◆ **Work task**: The expected output is each line in the data below that includes the string "date".

=-=-=

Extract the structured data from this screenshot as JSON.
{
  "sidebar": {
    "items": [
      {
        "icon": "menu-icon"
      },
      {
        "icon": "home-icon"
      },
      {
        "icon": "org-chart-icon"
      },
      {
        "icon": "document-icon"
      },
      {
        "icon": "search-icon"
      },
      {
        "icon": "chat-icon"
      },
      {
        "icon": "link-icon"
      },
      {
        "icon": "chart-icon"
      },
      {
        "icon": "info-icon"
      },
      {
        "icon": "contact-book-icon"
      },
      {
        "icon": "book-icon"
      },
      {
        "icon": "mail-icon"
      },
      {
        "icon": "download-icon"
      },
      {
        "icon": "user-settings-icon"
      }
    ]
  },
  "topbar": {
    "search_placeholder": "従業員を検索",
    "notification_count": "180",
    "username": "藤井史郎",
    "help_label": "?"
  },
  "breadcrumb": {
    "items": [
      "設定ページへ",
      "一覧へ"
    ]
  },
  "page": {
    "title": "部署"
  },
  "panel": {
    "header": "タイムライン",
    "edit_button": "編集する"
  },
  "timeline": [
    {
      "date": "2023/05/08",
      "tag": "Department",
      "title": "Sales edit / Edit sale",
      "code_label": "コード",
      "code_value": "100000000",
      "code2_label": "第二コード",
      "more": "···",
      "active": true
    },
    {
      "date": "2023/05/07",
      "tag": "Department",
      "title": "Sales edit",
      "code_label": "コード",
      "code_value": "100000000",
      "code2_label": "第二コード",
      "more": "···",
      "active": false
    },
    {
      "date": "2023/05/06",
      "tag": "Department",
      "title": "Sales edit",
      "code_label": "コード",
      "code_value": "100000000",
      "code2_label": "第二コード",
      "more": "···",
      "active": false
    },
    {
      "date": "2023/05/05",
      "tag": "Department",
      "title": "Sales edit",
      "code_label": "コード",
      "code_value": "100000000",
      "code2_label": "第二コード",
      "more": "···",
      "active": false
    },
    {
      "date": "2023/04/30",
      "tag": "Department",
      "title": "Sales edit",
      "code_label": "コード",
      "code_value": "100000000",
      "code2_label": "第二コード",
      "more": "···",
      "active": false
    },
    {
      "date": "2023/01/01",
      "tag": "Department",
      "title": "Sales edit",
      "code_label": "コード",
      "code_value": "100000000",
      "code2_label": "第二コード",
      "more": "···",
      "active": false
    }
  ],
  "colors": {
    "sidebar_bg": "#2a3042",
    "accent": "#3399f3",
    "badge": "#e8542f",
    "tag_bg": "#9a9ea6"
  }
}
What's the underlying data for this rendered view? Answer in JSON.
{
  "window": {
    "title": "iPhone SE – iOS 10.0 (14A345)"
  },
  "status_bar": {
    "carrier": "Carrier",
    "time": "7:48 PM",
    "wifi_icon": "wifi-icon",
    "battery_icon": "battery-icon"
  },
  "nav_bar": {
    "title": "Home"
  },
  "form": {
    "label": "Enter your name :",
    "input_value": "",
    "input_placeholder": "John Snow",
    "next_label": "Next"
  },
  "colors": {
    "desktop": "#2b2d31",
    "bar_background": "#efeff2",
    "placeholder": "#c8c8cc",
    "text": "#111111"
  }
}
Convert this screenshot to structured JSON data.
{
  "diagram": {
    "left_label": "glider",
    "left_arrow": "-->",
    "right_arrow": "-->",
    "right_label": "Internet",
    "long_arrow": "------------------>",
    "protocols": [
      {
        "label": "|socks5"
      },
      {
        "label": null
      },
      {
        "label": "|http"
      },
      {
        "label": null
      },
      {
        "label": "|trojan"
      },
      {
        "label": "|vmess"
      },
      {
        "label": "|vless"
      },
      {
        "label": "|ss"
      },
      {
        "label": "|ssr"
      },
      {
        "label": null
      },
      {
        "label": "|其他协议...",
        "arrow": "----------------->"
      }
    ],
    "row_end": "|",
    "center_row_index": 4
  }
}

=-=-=

◆ **Problem solution**:
      "date": "2023/05/08",
      "date": "2023/05/07",
      "date": "2023/05/06",
      "date": "2023/05/05",
      "date": "2023/04/30",
      "date": "2023/01/01",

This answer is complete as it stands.